Thus there are potential side effects from statins that should have been discussed with Erik before simply putting him on the pills.
While many studies do not show significant increase in side effects among those taking high dose statins, there are more withdrawals among those taking high dose drugs, very few older people are enrolled in those studies, and no significant benefits were found with high dose statin use. A recent study of high vs standard dose statins in people Erik’s age (over 75) who have known CAD found no benefit in high dose use (0/1000 benefit when compared to standard dose statin therapy, as shown in BRCT above). There is no data about side effects in this study, but given that older people are generally excluded from high dose statin studies, there remains uncertainly as to whether the high dose atorvastatin given to Erik would have led to more weakness, fatigue, or even the chance of his getting diabetes.

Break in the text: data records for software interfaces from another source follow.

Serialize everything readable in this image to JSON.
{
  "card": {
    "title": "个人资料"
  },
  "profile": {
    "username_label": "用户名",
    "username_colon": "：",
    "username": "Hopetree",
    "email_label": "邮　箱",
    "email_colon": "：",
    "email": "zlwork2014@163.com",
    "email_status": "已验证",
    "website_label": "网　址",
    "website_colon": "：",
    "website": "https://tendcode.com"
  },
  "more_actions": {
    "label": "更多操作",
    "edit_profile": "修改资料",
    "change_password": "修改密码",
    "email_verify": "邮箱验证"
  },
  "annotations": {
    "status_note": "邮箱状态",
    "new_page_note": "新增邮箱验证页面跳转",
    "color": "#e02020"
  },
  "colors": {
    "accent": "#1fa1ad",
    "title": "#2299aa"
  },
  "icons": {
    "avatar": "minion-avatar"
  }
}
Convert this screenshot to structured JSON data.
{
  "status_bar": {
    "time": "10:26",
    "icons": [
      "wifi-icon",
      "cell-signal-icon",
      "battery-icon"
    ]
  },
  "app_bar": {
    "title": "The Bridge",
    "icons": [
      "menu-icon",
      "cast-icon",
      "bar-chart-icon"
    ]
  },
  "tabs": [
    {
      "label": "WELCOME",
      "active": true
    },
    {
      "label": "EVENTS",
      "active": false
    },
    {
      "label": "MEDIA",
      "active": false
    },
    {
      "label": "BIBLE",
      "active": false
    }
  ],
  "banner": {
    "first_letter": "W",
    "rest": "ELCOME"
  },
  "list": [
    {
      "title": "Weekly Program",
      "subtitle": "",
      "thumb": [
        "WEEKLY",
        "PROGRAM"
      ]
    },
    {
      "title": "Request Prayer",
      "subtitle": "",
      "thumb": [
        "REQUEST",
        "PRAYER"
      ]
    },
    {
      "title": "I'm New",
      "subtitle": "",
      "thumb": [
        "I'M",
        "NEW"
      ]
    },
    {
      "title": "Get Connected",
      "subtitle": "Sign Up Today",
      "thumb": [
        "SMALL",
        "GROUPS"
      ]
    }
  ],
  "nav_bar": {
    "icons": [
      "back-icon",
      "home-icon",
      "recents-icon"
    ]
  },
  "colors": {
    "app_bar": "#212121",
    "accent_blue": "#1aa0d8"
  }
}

In the end, Erik and I discussed the risks and benefits of statins and high dose statins after his discharge. Given the fact he was extremely weak and fatigued after returning home, and looking at the data, we cut Erik’s statin dose from 80mg to 20mg, with a subsequent reduction of his muscle fatigue. There is no reason to believe that Erik would have been better protected from subsequent death or heart attack if he stayed on the high dose statin, and an uncertainty as to whether he would have been prone to more side effects, but as an active person it seemed reasonable to cut his dose to enable him to feel well and continue his vibrant lifestyle, especially given how poorly he felt. Again, a discussion of this issue in the hospital using BRCTs could have allowed Erik to leave the hospital on a dose of statins most appropriate for him and a better understanding of his risks and benefits.